Tomorrow, Oct. 14, will mark the anniversary of the day Azael “Sal” Martinez Sonoquí was shot by a Los Angeles Police Department officer, after stealing a car and joyriding with friends. The bullets went in through one side of his neck and out the other, he told EGP during a recent interview.

Read this story IN SPANISH: Ex Adolescente Delincuente Ahora es un Comisionado del Departamento de Libertad Condicional del Condado de LA [1]

Today, Martinez is the newest member of the Los Angeles County Probation Commission, appointed by Los Angeles County Supervisor Gloria Molina. He credits a now deceased probation officer for turning his life around, a favor he hopes to repay many times over.

Martinez told EGP that after he was patched up he was sent to a juvenile detention center, a place he had been in and out of since the age of 14. By 17, he had already been shot twice and stabbed three times—during one of those incidents one of his friends was killed.

Martinez, now in his 40s, recalled how at the time he though he would be dead by the age of 18, or get arrested for a major crime and spend the rest of his life in a prison cell.

“I was ready to be the best gangster I could be,” Martinez confessed.

His friends back home sent him letters telling him his street status had been elevated because of the “badge of honor” scar now permanently embedded on his neck.

All that would change, however, when he met Los Angeles County Probation Officer Mary Ridgway in 1988, on the same day he was released from jail.

Los Angeles County Probation Commissioner Sal Martinez in June 2011 during the renaming ceremony of the East Los Angeles Probation Area Office in honor of Mary Ridgway. (EGP photo by Gloria Angelina Castillo)

Ridgway, who had been assigned to him, informed Martinez about the terms of his probation and quickly set in motion a plan to give him a new beginning, despite the huge odds he would have to face. “She didn’t know my parents were drug dealers,” Martinez said.

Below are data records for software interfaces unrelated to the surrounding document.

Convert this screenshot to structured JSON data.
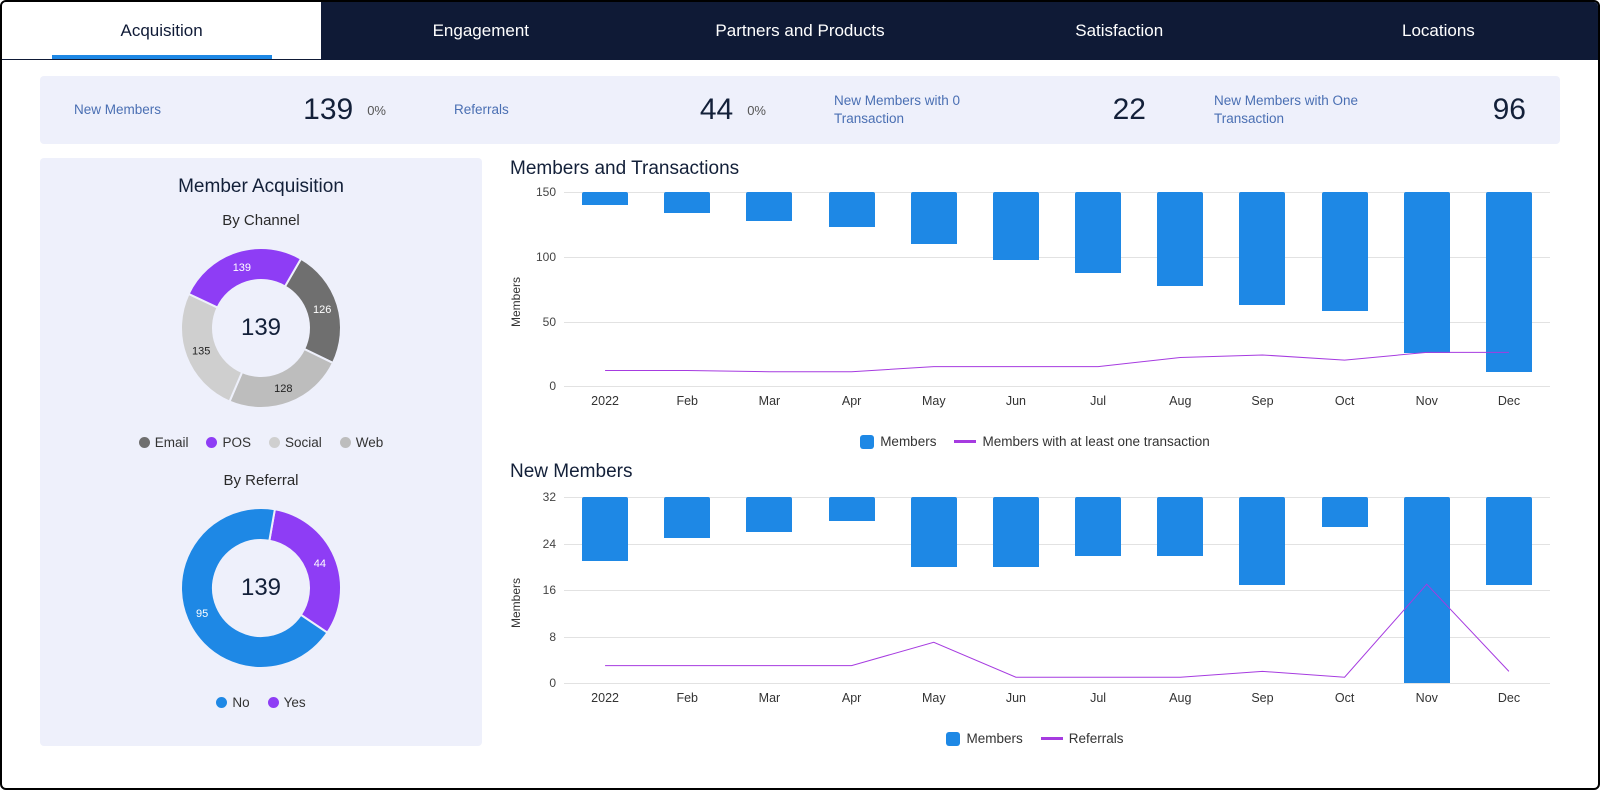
{
  "tabs": [
    "Acquisition",
    "Engagement",
    "Partners and Products",
    "Satisfaction",
    "Locations"
  ],
  "activeTab": 0,
  "kpis": [
    {
      "label": "New Members",
      "value": "139",
      "pct": "0%"
    },
    {
      "label": "Referrals",
      "value": "44",
      "pct": "0%"
    },
    {
      "label": "New Members with 0 Transaction",
      "value": "22",
      "pct": ""
    },
    {
      "label": "New Members with One Transaction",
      "value": "96",
      "pct": ""
    }
  ],
  "leftPanel": {
    "title": "Member Acquisition",
    "byChannel": {
      "title": "By Channel",
      "center": "139",
      "legend": [
        "Email",
        "POS",
        "Social",
        "Web"
      ]
    },
    "byReferral": {
      "title": "By Referral",
      "center": "139",
      "legend": [
        "No",
        "Yes"
      ]
    }
  },
  "membersTransactions": {
    "title": "Members and Transactions",
    "yAxisLabel": "Members",
    "legend": {
      "bars": "Members",
      "line": "Members with at least one transaction"
    }
  },
  "newMembers": {
    "title": "New Members",
    "yAxisLabel": "Members",
    "legend": {
      "bars": "Members",
      "line": "Referrals"
    }
  },
  "colors": {
    "blue": "#1e88e5",
    "purple": "#8e3df5",
    "purpleLine": "#a63be0",
    "grayDark": "#6f6f6f",
    "grayLight": "#bdbdbd"
  },
  "chart_data": [
    {
      "type": "donut",
      "title": "Member Acquisition — By Channel",
      "total": 139,
      "slices": [
        {
          "name": "Email",
          "value": 126,
          "color": "#6f6f6f"
        },
        {
          "name": "Web",
          "value": 128,
          "color": "#bdbdbd"
        },
        {
          "name": "Social",
          "value": 135,
          "color": "#cfcfcf"
        },
        {
          "name": "POS",
          "value": 139,
          "color": "#8e3df5"
        }
      ]
    },
    {
      "type": "donut",
      "title": "Member Acquisition — By Referral",
      "total": 139,
      "slices": [
        {
          "name": "No",
          "value": 95,
          "color": "#1e88e5"
        },
        {
          "name": "Yes",
          "value": 44,
          "color": "#8e3df5"
        }
      ]
    },
    {
      "type": "bar+line",
      "title": "Members and Transactions",
      "xlabel": "",
      "ylabel": "Members",
      "ylim": [
        0,
        150
      ],
      "yticks": [
        0,
        50,
        100,
        150
      ],
      "categories": [
        "2022",
        "Feb",
        "Mar",
        "Apr",
        "May",
        "Jun",
        "Jul",
        "Aug",
        "Sep",
        "Oct",
        "Nov",
        "Dec"
      ],
      "series": [
        {
          "name": "Members",
          "kind": "bar",
          "color": "#1e88e5",
          "values": [
            10,
            16,
            22,
            27,
            40,
            52,
            62,
            72,
            87,
            92,
            124,
            139
          ]
        },
        {
          "name": "Members with at least one transaction",
          "kind": "line",
          "color": "#a63be0",
          "values": [
            12,
            12,
            11,
            11,
            15,
            15,
            15,
            22,
            24,
            20,
            26,
            26
          ]
        }
      ]
    },
    {
      "type": "bar+line",
      "title": "New Members",
      "xlabel": "",
      "ylabel": "Members",
      "ylim": [
        0,
        32
      ],
      "yticks": [
        0,
        8,
        16,
        24,
        32
      ],
      "categories": [
        "2022",
        "Feb",
        "Mar",
        "Apr",
        "May",
        "Jun",
        "Jul",
        "Aug",
        "Sep",
        "Oct",
        "Nov",
        "Dec"
      ],
      "series": [
        {
          "name": "Members",
          "kind": "bar",
          "color": "#1e88e5",
          "values": [
            11,
            7,
            6,
            4,
            12,
            12,
            10,
            10,
            15,
            5,
            32,
            15
          ]
        },
        {
          "name": "Referrals",
          "kind": "line",
          "color": "#a63be0",
          "values": [
            3,
            3,
            3,
            3,
            7,
            1,
            1,
            1,
            2,
            1,
            17,
            2
          ]
        }
      ]
    }
  ]
}
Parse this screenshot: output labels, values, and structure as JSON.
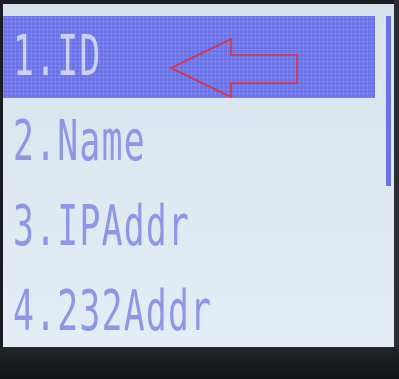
{
  "menu": {
    "items": [
      {
        "label": "1.ID",
        "selected": true
      },
      {
        "label": "2.Name",
        "selected": false
      },
      {
        "label": "3.IPAddr",
        "selected": false
      },
      {
        "label": "4.232Addr",
        "selected": false
      }
    ]
  },
  "scrollbar": {
    "visible_fraction": 0.5,
    "position_fraction": 0.0
  },
  "colors": {
    "highlight": "#6a72e4",
    "text": "#8f96e6",
    "screen_bg": "#dde7f0",
    "annotation": "#e0303a"
  },
  "annotation": {
    "icon": "left-arrow-icon",
    "points_to": "1.ID"
  }
}
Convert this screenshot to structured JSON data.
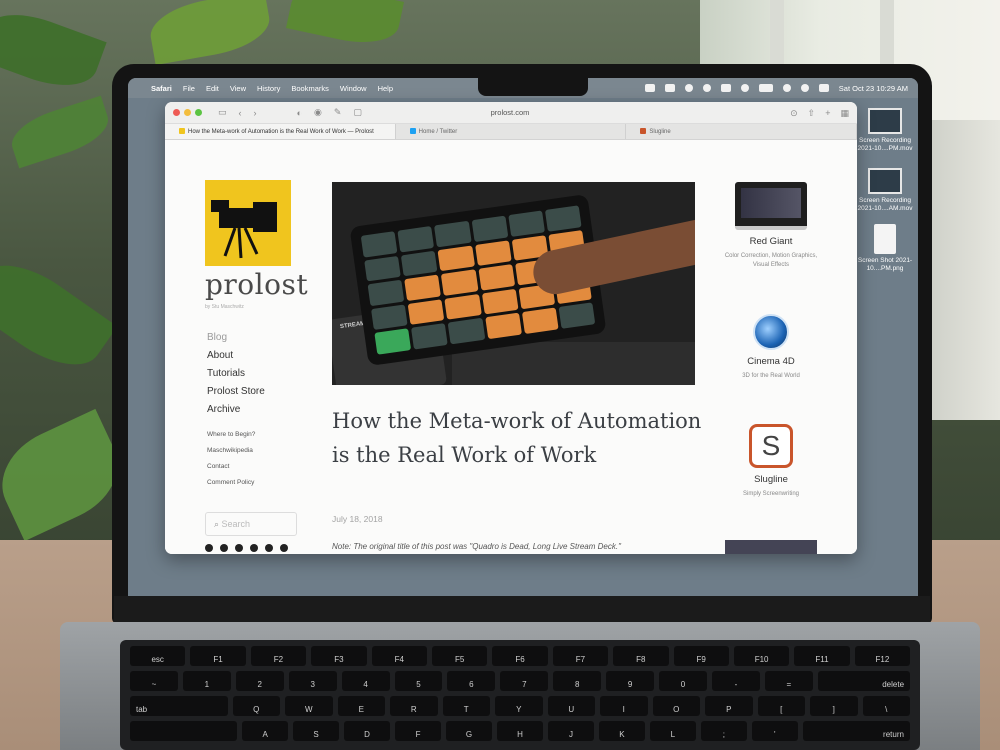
{
  "menubar": {
    "apple": "",
    "app": "Safari",
    "items": [
      "File",
      "Edit",
      "View",
      "History",
      "Bookmarks",
      "Window",
      "Help"
    ],
    "clock": "Sat Oct 23  10:29 AM"
  },
  "desktop": {
    "icons": [
      {
        "label": "Screen Recording 2021-10....PM.mov"
      },
      {
        "label": "Screen Recording 2021-10....AM.mov"
      },
      {
        "label": "Screen Shot 2021-10....PM.png"
      }
    ]
  },
  "safari": {
    "address": "prolost.com",
    "tabs": [
      {
        "label": "How the Meta-work of Automation is the Real Work of Work — Prolost",
        "favicon_color": "#f0c51e"
      },
      {
        "label": "Home / Twitter",
        "favicon_color": "#1da1f2"
      },
      {
        "label": "Slugline",
        "favicon_color": "#c9552b"
      }
    ]
  },
  "site": {
    "brand": "prolost",
    "byline": "by Stu Maschwitz",
    "nav_main": [
      "Blog",
      "About",
      "Tutorials",
      "Prolost Store",
      "Archive"
    ],
    "nav_sub": [
      "Where to Begin?",
      "Maschwikipedia",
      "Contact",
      "Comment Policy"
    ],
    "search_placeholder": "Search"
  },
  "article": {
    "title": "How the Meta-work of Automation is the Real Work of Work",
    "date": "July 18, 2018",
    "note": "Note: The original title of this post was \"Quadro is Dead, Long Live Stream Deck.\"",
    "hero_label": "STREAM DECK"
  },
  "sidebar_ads": [
    {
      "name": "Red Giant",
      "desc": "Color Correction, Motion Graphics, Visual Effects"
    },
    {
      "name": "Cinema 4D",
      "desc": "3D for the Real World"
    },
    {
      "name": "Slugline",
      "desc": "Simply Screenwriting",
      "glyph": "S"
    }
  ],
  "keyboard": {
    "row1": [
      "esc",
      "F1",
      "F2",
      "F3",
      "F4",
      "F5",
      "F6",
      "F7",
      "F8",
      "F9",
      "F10",
      "F11",
      "F12"
    ],
    "row2": [
      "~",
      "1",
      "2",
      "3",
      "4",
      "5",
      "6",
      "7",
      "8",
      "9",
      "0",
      "-",
      "=",
      "delete"
    ],
    "row3": [
      "tab",
      "Q",
      "W",
      "E",
      "R",
      "T",
      "Y",
      "U",
      "I",
      "O",
      "P",
      "[",
      "]",
      "\\"
    ],
    "row4": [
      "A",
      "S",
      "D",
      "F",
      "G",
      "H",
      "J",
      "K",
      "L",
      ";",
      "'",
      "return"
    ]
  }
}
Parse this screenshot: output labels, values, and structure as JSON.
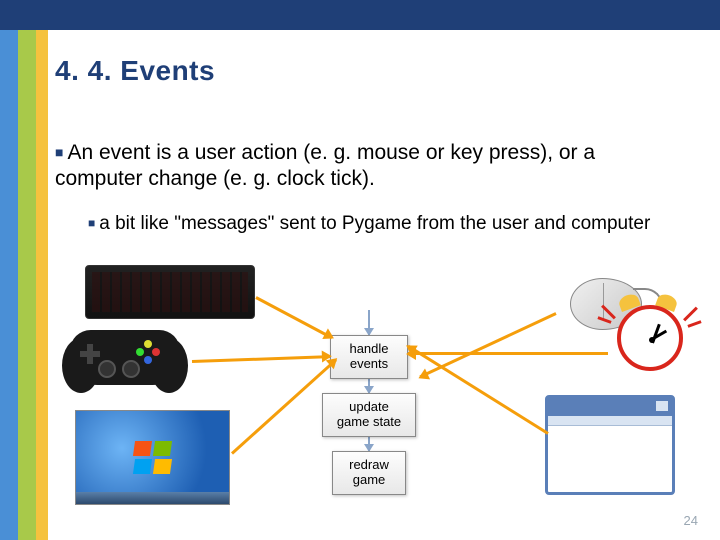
{
  "title": "4. 4. Events",
  "bullets": {
    "main": "An event is a user action (e. g. mouse or key press), or a computer change (e. g. clock tick).",
    "sub": "a bit like \"messages\" sent to Pygame from the user and computer"
  },
  "flow": {
    "handle": "handle events",
    "update": "update game state",
    "redraw": "redraw game"
  },
  "page_number": "24"
}
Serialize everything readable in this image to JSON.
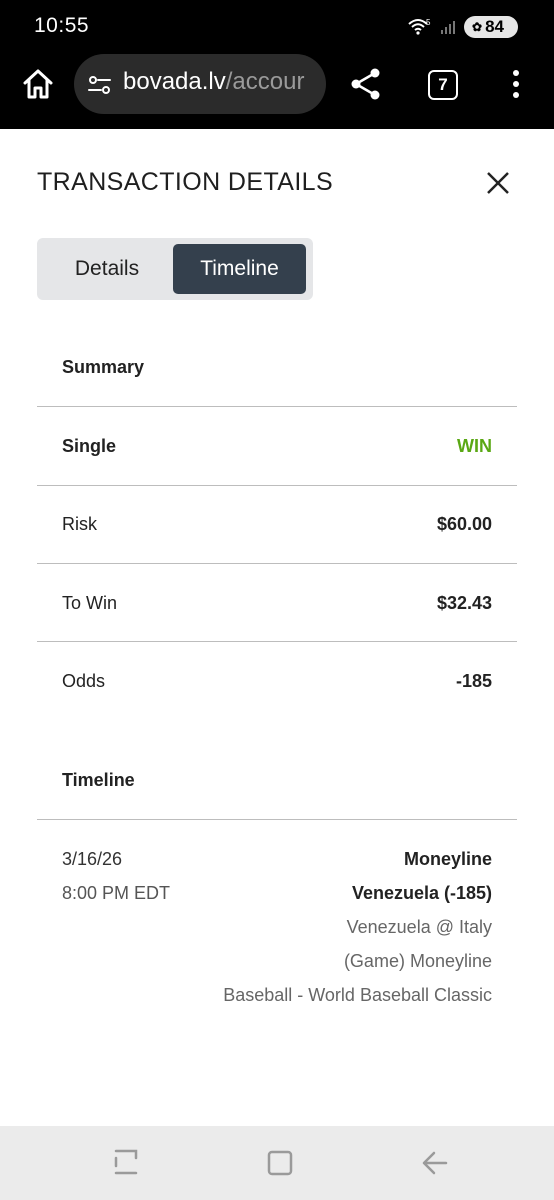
{
  "status": {
    "time": "10:55",
    "wifi_badge": "5",
    "battery": "84"
  },
  "browser": {
    "url_host": "bovada.lv",
    "url_path": "/accour",
    "tab_count": "7"
  },
  "modal": {
    "title": "TRANSACTION DETAILS",
    "tabs": [
      {
        "label": "Details",
        "active": false
      },
      {
        "label": "Timeline",
        "active": true
      }
    ]
  },
  "summary": {
    "heading": "Summary",
    "bet_type": "Single",
    "result": "WIN",
    "rows": [
      {
        "label": "Risk",
        "value": "$60.00"
      },
      {
        "label": "To Win",
        "value": "$32.43"
      },
      {
        "label": "Odds",
        "value": "-185"
      }
    ]
  },
  "timeline": {
    "heading": "Timeline",
    "entry": {
      "date": "3/16/26",
      "time": "8:00 PM EDT",
      "market": "Moneyline",
      "selection": "Venezuela (-185)",
      "event": "Venezuela @ Italy",
      "market_detail": "(Game) Moneyline",
      "league": "Baseball - World Baseball Classic"
    }
  },
  "colors": {
    "win": "#5aa814",
    "active_tab_bg": "#34404d",
    "segment_bg": "#e5e6e8"
  }
}
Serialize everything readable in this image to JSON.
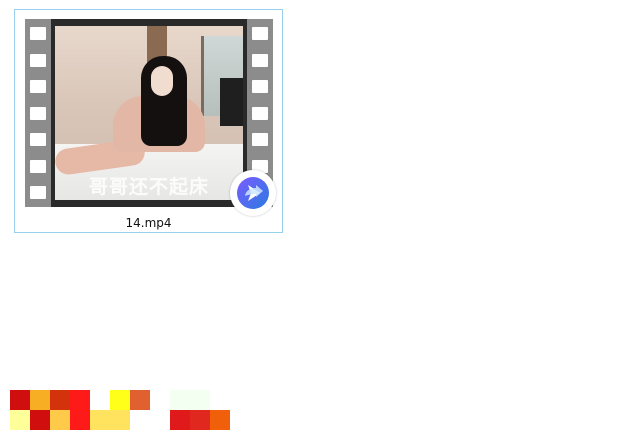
{
  "file": {
    "name": "14.mp4",
    "thumbnail_caption": "哥哥还不起床",
    "badge_icon": "share-arrow-icon"
  },
  "colors": {
    "selection_border": "#99d1ec",
    "film_dark": "#2a2a2a",
    "film_strip": "#8c8c8c",
    "badge_blue": "#2b7ae0",
    "badge_purple": "#7a5cff"
  },
  "mosaic_colors": [
    "#d10e0e",
    "#f7ae24",
    "#d4320a",
    "#ff1a1a",
    "#ffffff",
    "#ffff1a",
    "#e06030",
    "#ffffff",
    "#f3fff0",
    "#f3fff0",
    "#ffffff",
    "#ffff99",
    "#d10e0e",
    "#ffc94a",
    "#ff1a1a",
    "#ffe35e",
    "#ffe35e",
    "#ffffff",
    "#ffffff",
    "#e01a1a",
    "#e0281e",
    "#f0600a"
  ]
}
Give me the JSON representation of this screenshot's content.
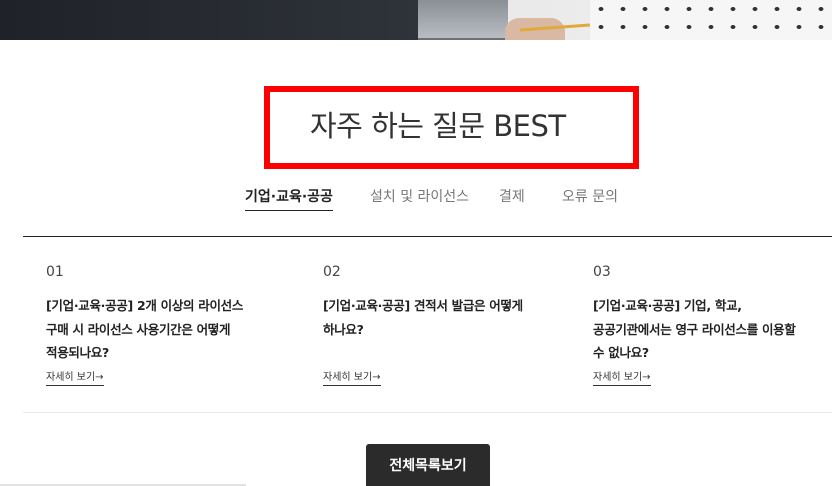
{
  "section_title": "자주 하는 질문 BEST",
  "tabs": [
    {
      "label": "기업·교육·공공",
      "active": true
    },
    {
      "label": "설치 및 라이선스",
      "active": false
    },
    {
      "label": "결제",
      "active": false
    },
    {
      "label": "오류 문의",
      "active": false
    }
  ],
  "faq": [
    {
      "number": "01",
      "lines": [
        "[기업·교육·공공] 2개 이상의 라이선스",
        "구매 시 라이선스 사용기간은 어떻게",
        "적용되나요?"
      ],
      "more": "자세히 보기→"
    },
    {
      "number": "02",
      "lines": [
        "[기업·교육·공공] 견적서 발급은 어떻게",
        "하나요?",
        ""
      ],
      "more": "자세히 보기→"
    },
    {
      "number": "03",
      "lines": [
        "[기업·교육·공공] 기업, 학교,",
        "공공기관에서는 영구 라이선스를 이용할",
        "수 없나요?"
      ],
      "more": "자세히 보기→"
    }
  ],
  "view_all_button": "전체목록보기",
  "colors": {
    "highlight_box": "#ff0000",
    "button_bg": "#2b2b2b"
  }
}
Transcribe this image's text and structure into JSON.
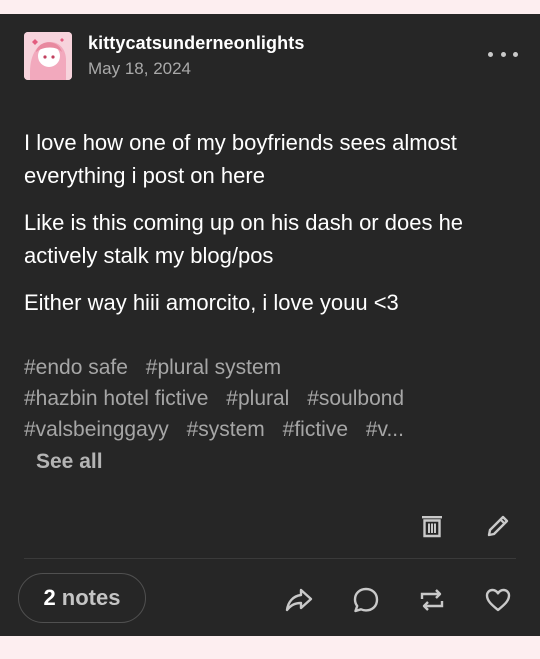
{
  "post": {
    "blog_name": "kittycatsunderneonlights",
    "date": "May 18, 2024",
    "body": [
      "I love how one of my boyfriends sees almost everything i post on here",
      "Like is this coming up on his dash or does he actively stalk my blog/pos",
      "Either way hiii amorcito, i love youu <3"
    ],
    "tags": [
      "#endo safe",
      "#plural system",
      "#hazbin hotel fictive",
      "#plural",
      "#soulbond",
      "#valsbeinggayy",
      "#system",
      "#fictive",
      "#v..."
    ],
    "see_all_label": "See all"
  },
  "footer": {
    "notes_count": "2",
    "notes_label": "notes"
  },
  "icons": {
    "more": "more-icon",
    "delete": "trash-icon",
    "edit": "pencil-icon",
    "share": "share-icon",
    "reply": "reply-icon",
    "reblog": "reblog-icon",
    "like": "heart-icon"
  },
  "colors": {
    "page_background": "#fdeef0",
    "card_background": "#262626",
    "text": "#ffffff",
    "muted_text": "#a6a6a6",
    "icon": "#c9c9c9"
  }
}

He took her advice because he knew deep inside, leaving the structure and safety of Camp Mendenhall where he had earned the distinction of being named  “mayor,” was the saddest day of his life, he said.

Now, all these years later, Molina calls her nomination of Martinez to the county probation commission “an honor.”

“He was once a probation youth himself, who has overcome the challenges that many of our at-risk youth currently face. He was one of many minors under the supervision of Mary Ridgway, the legendary Probation Department officer who we recently named our East L.A. facility after. Martinez credits Ridgway with changing his life for the better, and I know he will do the same for other Probation youth,” Molina told EGP in a written statement.

Earlier this year Martinez co-chaired the committee that renamed the East Los Angeles Probation Area Office in honor of Ridgway.

As a commissioner, he wants to pay tribute to the life of Ridgway, who was his friend and mentor, and who he credits for breaking his curse.

“I come to this body with [juvenile detention] after-care in mind. because mine was excellent,” Martinez said.

“Okay, they’re already locked them up because they did something [wrong], let’s do something that will make them better citizens,” he adds.

Specifically, he wants to ensure that juvenile probationers meet their probation officers and go over their conditions before they are released, and that these at-risk youth are tracked to small schools where they can make progress before being allowed to integrate and graduate from a local high school. He also wants them to be guided toward jobs and offered job training.

Martinez doesn’t brag about his past, in fact he opened up for the first time about it at Ridgway’s funeral in 2009. For years he even tried to hide it from his children.

“I’ve dealt with my past, put it behind me,” he said.

Living a gang lifestyle tends to be glorified, but Martinez plans to open up and share more of his life through a book he is writing specifically with juvenile detainees in mind. “[The gang life is a] shackled lifestyle, inside or out, you’re still shackled,” he said.

Martinez is an active resident of Boyle Heights, including the Resurrection Neighborhood Watch since 2001. He has been a member of the Hollenbeck Community Advisory Board, the Boyle Heights Neighborhood Council, a parishioner at Victory Outreach in Boyle Heights, an LAPD volunteer since 2007, and a member of the Gang Reduction Youth Development contract review board.

He is currently a 2011-2012 California 46th Assembly District Delegate. He is the operations manager for a local soda distributor. He is married and has two children.